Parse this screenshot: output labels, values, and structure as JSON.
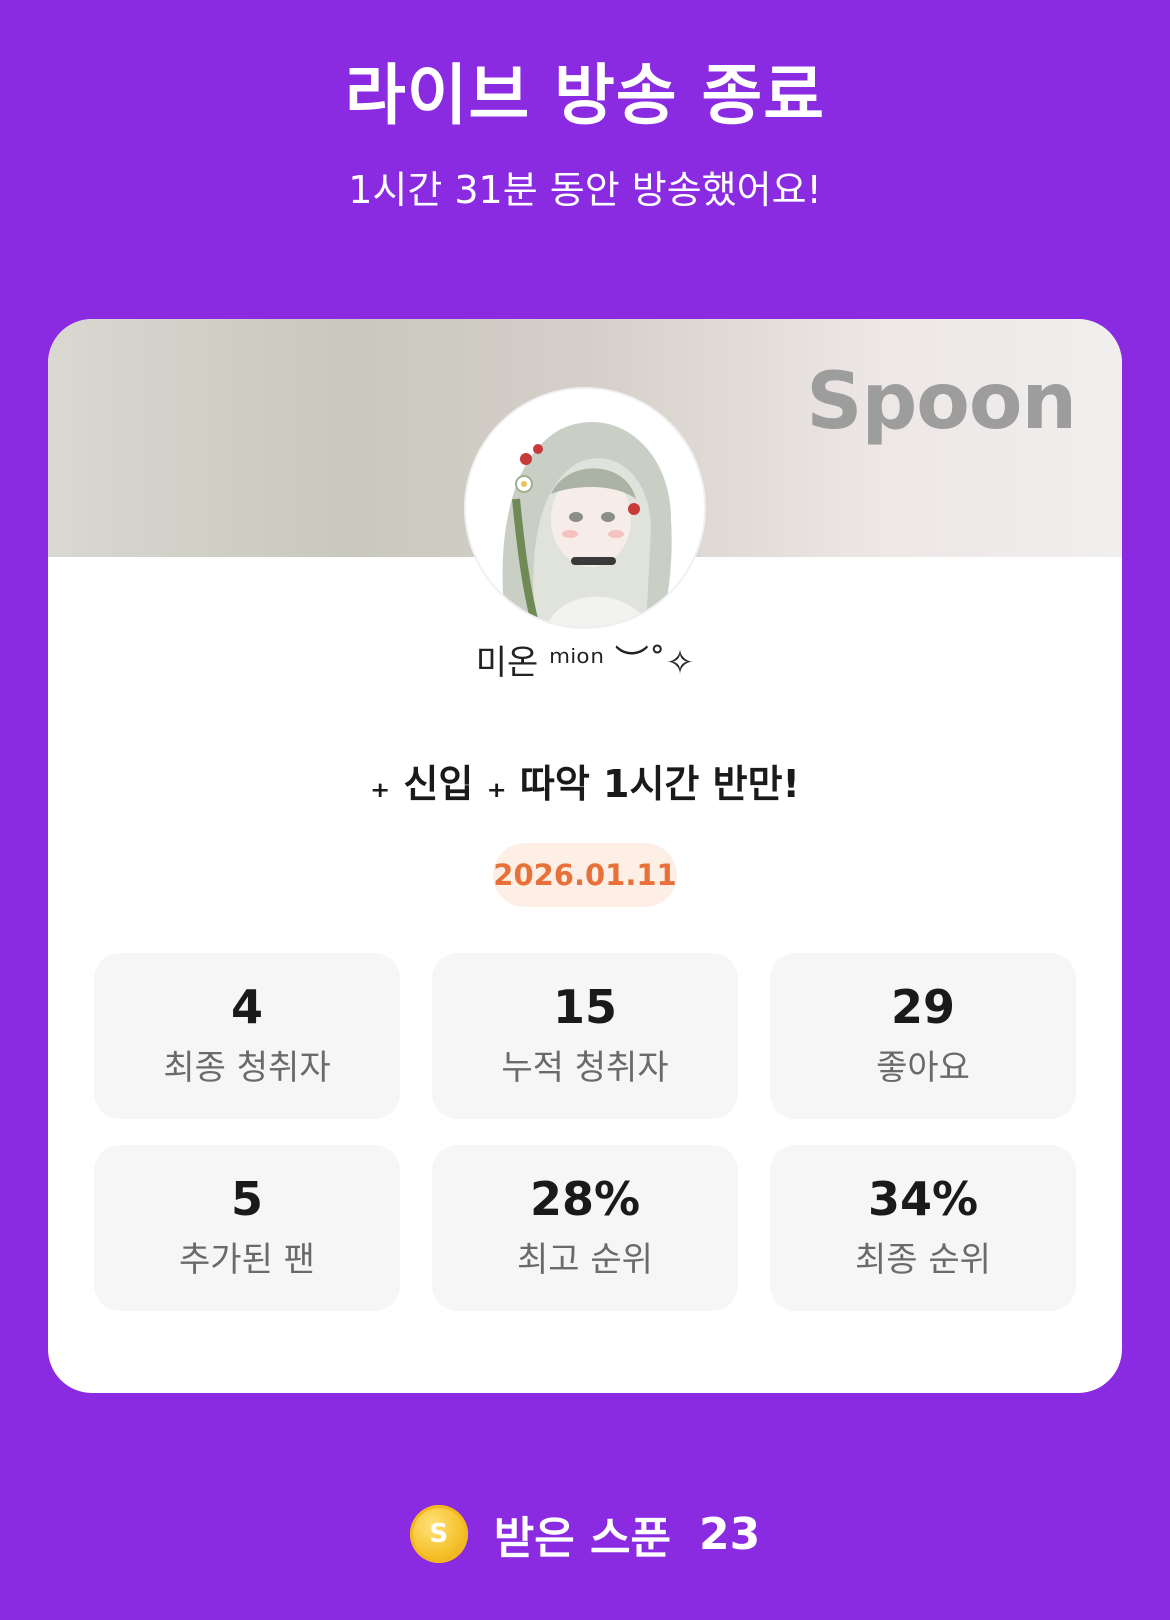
{
  "header": {
    "title": "라이브 방송 종료",
    "subtitle": "1시간 31분 동안 방송했어요!"
  },
  "card": {
    "brand": "Spoon",
    "username": "미온 ᵐⁱᵒⁿ ︶˚✧",
    "broadcast_title": "₊ 신입 ₊ 따악 1시간 반만!",
    "date": "2026.01.11",
    "stats": [
      {
        "value": "4",
        "label": "최종 청취자"
      },
      {
        "value": "15",
        "label": "누적 청취자"
      },
      {
        "value": "29",
        "label": "좋아요"
      },
      {
        "value": "5",
        "label": "추가된 팬"
      },
      {
        "value": "28%",
        "label": "최고 순위"
      },
      {
        "value": "34%",
        "label": "최종 순위"
      }
    ]
  },
  "footer": {
    "coin_icon": "spoon-coin-icon",
    "coin_letter": "S",
    "label": "받은 스푼",
    "value": "23"
  },
  "colors": {
    "background": "#8a2be2",
    "date_text": "#e8713a",
    "date_bg": "#fdeee6",
    "stat_bg": "#f6f6f6",
    "coin": "#f6c22e"
  }
}
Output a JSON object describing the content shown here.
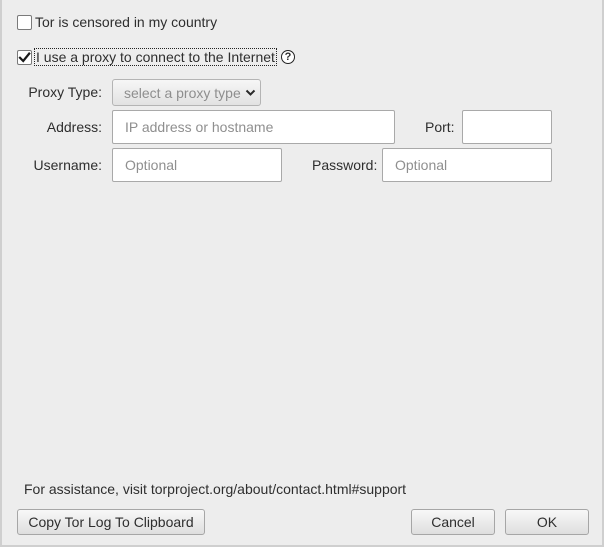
{
  "options": {
    "censored": {
      "label": "Tor is censored in my country",
      "checked": false
    },
    "proxy": {
      "label": "I use a proxy to connect to the Internet",
      "checked": true,
      "help_icon": "question-circle-icon"
    }
  },
  "proxy_settings": {
    "type_label": "Proxy Type:",
    "type_value": "select a proxy type",
    "address_label": "Address:",
    "address_placeholder": "IP address or hostname",
    "address_value": "",
    "port_label": "Port:",
    "port_value": "",
    "username_label": "Username:",
    "username_placeholder": "Optional",
    "username_value": "",
    "password_label": "Password:",
    "password_placeholder": "Optional",
    "password_value": ""
  },
  "footer": {
    "assistance": "For assistance, visit torproject.org/about/contact.html#support",
    "copy_log_label": "Copy Tor Log To Clipboard",
    "cancel_label": "Cancel",
    "ok_label": "OK"
  },
  "colors": {
    "window_bg": "#ededed",
    "field_bg": "#ffffff",
    "placeholder": "#8f8f8f",
    "text": "#2e2e2e"
  }
}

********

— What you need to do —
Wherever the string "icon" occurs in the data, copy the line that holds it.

— Written response —
    "coin_icon": "spoon-coin-icon",
      "help_icon": "question-circle-icon"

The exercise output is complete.